**REQUIRED WORK:** Every record below should be printed exactly as given.

(SUPPLIED MATERIAL begins)

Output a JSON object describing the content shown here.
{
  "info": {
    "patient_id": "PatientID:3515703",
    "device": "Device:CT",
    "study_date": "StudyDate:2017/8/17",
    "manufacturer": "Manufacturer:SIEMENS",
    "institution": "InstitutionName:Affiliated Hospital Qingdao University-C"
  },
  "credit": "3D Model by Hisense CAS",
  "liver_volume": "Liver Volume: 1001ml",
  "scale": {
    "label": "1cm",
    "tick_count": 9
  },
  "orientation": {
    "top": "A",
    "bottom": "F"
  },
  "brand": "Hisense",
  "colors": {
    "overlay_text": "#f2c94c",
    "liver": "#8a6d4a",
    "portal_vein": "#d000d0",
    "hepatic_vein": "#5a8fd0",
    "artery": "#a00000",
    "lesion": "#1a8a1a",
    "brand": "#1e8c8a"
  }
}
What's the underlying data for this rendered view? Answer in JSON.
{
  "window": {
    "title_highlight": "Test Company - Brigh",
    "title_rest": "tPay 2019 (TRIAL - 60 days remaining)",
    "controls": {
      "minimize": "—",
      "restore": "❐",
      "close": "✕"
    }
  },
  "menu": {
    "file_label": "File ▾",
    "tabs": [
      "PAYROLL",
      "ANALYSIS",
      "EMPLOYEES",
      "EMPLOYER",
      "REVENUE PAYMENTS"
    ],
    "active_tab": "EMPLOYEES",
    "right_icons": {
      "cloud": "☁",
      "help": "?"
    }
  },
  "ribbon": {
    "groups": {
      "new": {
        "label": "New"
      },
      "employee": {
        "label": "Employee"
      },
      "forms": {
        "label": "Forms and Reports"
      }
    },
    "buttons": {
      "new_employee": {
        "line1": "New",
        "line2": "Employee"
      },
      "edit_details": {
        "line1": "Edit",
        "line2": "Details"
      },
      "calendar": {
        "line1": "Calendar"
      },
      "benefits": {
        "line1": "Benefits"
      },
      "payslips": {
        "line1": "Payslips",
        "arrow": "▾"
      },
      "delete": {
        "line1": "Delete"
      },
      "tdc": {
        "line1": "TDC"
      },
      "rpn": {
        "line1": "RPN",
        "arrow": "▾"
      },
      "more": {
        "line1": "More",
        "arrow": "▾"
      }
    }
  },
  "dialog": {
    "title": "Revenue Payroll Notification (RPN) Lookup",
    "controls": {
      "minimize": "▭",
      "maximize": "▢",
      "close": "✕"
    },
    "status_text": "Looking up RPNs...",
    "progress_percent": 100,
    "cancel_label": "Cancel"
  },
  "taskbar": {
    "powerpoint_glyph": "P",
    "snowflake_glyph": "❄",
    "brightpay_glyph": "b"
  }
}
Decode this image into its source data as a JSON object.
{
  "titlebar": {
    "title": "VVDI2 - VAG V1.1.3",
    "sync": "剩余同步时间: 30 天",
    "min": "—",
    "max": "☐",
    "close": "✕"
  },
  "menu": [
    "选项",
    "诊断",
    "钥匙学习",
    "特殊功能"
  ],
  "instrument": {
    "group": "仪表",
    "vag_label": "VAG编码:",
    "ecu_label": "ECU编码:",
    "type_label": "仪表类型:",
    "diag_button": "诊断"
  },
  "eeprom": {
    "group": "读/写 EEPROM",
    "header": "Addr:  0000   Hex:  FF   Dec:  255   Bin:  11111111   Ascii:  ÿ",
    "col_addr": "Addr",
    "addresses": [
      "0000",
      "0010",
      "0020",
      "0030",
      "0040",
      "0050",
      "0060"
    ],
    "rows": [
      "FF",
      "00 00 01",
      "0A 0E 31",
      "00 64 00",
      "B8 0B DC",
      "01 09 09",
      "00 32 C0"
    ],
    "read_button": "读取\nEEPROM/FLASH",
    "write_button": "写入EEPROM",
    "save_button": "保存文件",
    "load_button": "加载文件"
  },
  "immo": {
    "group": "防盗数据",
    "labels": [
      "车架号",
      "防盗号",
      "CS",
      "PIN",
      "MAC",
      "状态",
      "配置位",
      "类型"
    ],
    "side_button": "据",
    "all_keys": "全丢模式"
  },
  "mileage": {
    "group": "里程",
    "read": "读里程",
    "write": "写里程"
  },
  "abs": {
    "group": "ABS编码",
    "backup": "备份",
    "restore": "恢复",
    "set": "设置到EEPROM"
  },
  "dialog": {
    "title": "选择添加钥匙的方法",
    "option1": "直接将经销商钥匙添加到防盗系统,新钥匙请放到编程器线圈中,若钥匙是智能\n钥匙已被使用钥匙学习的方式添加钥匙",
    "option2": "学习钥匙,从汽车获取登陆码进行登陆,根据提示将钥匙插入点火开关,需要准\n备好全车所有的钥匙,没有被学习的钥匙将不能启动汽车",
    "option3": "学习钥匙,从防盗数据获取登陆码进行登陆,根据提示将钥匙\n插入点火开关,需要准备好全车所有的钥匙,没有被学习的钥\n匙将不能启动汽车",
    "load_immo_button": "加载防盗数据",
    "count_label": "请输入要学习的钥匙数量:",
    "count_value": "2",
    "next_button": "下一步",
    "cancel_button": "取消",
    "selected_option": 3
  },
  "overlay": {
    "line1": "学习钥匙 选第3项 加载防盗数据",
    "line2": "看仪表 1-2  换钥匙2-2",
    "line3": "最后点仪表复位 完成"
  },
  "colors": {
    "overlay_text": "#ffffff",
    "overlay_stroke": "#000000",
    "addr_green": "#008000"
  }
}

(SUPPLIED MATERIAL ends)

**RESPONSE:**
Output a JSON object describing the content shown here.
{
  "info": {
    "patient_id": "PatientID:3515703",
    "device": "Device:CT",
    "study_date": "StudyDate:2017/8/17",
    "manufacturer": "Manufacturer:SIEMENS",
    "institution": "InstitutionName:Affiliated Hospital Qingdao University-C"
  },
  "credit": "3D Model by Hisense CAS",
  "liver_volume": "Liver Volume: 1001ml",
  "scale": {
    "label": "1cm",
    "tick_count": 9
  },
  "orientation": {
    "top": "A",
    "bottom": "F"
  },
  "brand": "Hisense",
  "colors": {
    "overlay_text": "#f2c94c",
    "liver": "#8a6d4a",
    "portal_vein": "#d000d0",
    "hepatic_vein": "#5a8fd0",
    "artery": "#a00000",
    "lesion": "#1a8a1a",
    "brand": "#1e8c8a"
  }
}
What's the underlying data for this rendered view? Answer in JSON.
{
  "window": {
    "title_highlight": "Test Company - Brigh",
    "title_rest": "tPay 2019 (TRIAL - 60 days remaining)",
    "controls": {
      "minimize": "—",
      "restore": "❐",
      "close": "✕"
    }
  },
  "menu": {
    "file_label": "File ▾",
    "tabs": [
      "PAYROLL",
      "ANALYSIS",
      "EMPLOYEES",
      "EMPLOYER",
      "REVENUE PAYMENTS"
    ],
    "active_tab": "EMPLOYEES",
    "right_icons": {
      "cloud": "☁",
      "help": "?"
    }
  },
  "ribbon": {
    "groups": {
      "new": {
        "label": "New"
      },
      "employee": {
        "label": "Employee"
      },
      "forms": {
        "label": "Forms and Reports"
      }
    },
    "buttons": {
      "new_employee": {
        "line1": "New",
        "line2": "Employee"
      },
      "edit_details": {
        "line1": "Edit",
        "line2": "Details"
      },
      "calendar": {
        "line1": "Calendar"
      },
      "benefits": {
        "line1": "Benefits"
      },
      "payslips": {
        "line1": "Payslips",
        "arrow": "▾"
      },
      "delete": {
        "line1": "Delete"
      },
      "tdc": {
        "line1": "TDC"
      },
      "rpn": {
        "line1": "RPN",
        "arrow": "▾"
      },
      "more": {
        "line1": "More",
        "arrow": "▾"
      }
    }
  },
  "dialog": {
    "title": "Revenue Payroll Notification (RPN) Lookup",
    "controls": {
      "minimize": "▭",
      "maximize": "▢",
      "close": "✕"
    },
    "status_text": "Looking up RPNs...",
    "progress_percent": 100,
    "cancel_label": "Cancel"
  },
  "taskbar": {
    "powerpoint_glyph": "P",
    "snowflake_glyph": "❄",
    "brightpay_glyph": "b"
  }
}
Decode this image into its source data as a JSON object.
{
  "titlebar": {
    "title": "VVDI2 - VAG V1.1.3",
    "sync": "剩余同步时间: 30 天",
    "min": "—",
    "max": "☐",
    "close": "✕"
  },
  "menu": [
    "选项",
    "诊断",
    "钥匙学习",
    "特殊功能"
  ],
  "instrument": {
    "group": "仪表",
    "vag_label": "VAG编码:",
    "ecu_label": "ECU编码:",
    "type_label": "仪表类型:",
    "diag_button": "诊断"
  },
  "eeprom": {
    "group": "读/写 EEPROM",
    "header": "Addr:  0000   Hex:  FF   Dec:  255   Bin:  11111111   Ascii:  ÿ",
    "col_addr": "Addr",
    "addresses": [
      "0000",
      "0010",
      "0020",
      "0030",
      "0040",
      "0050",
      "0060"
    ],
    "rows": [
      "FF",
      "00 00 01",
      "0A 0E 31",
      "00 64 00",
      "B8 0B DC",
      "01 09 09",
      "00 32 C0"
    ],
    "read_button": "读取\nEEPROM/FLASH",
    "write_button": "写入EEPROM",
    "save_button": "保存文件",
    "load_button": "加载文件"
  },
  "immo": {
    "group": "防盗数据",
    "labels": [
      "车架号",
      "防盗号",
      "CS",
      "PIN",
      "MAC",
      "状态",
      "配置位",
      "类型"
    ],
    "side_button": "据",
    "all_keys": "全丢模式"
  },
  "mileage": {
    "group": "里程",
    "read": "读里程",
    "write": "写里程"
  },
  "abs": {
    "group": "ABS编码",
    "backup": "备份",
    "restore": "恢复",
    "set": "设置到EEPROM"
  },
  "dialog": {
    "title": "选择添加钥匙的方法",
    "option1": "直接将经销商钥匙添加到防盗系统,新钥匙请放到编程器线圈中,若钥匙是智能\n钥匙已被使用钥匙学习的方式添加钥匙",
    "option2": "学习钥匙,从汽车获取登陆码进行登陆,根据提示将钥匙插入点火开关,需要准\n备好全车所有的钥匙,没有被学习的钥匙将不能启动汽车",
    "option3": "学习钥匙,从防盗数据获取登陆码进行登陆,根据提示将钥匙\n插入点火开关,需要准备好全车所有的钥匙,没有被学习的钥\n匙将不能启动汽车",
    "load_immo_button": "加载防盗数据",
    "count_label": "请输入要学习的钥匙数量:",
    "count_value": "2",
    "next_button": "下一步",
    "cancel_button": "取消",
    "selected_option": 3
  },
  "overlay": {
    "line1": "学习钥匙 选第3项 加载防盗数据",
    "line2": "看仪表 1-2  换钥匙2-2",
    "line3": "最后点仪表复位 完成"
  },
  "colors": {
    "overlay_text": "#ffffff",
    "overlay_stroke": "#000000",
    "addr_green": "#008000"
  }
}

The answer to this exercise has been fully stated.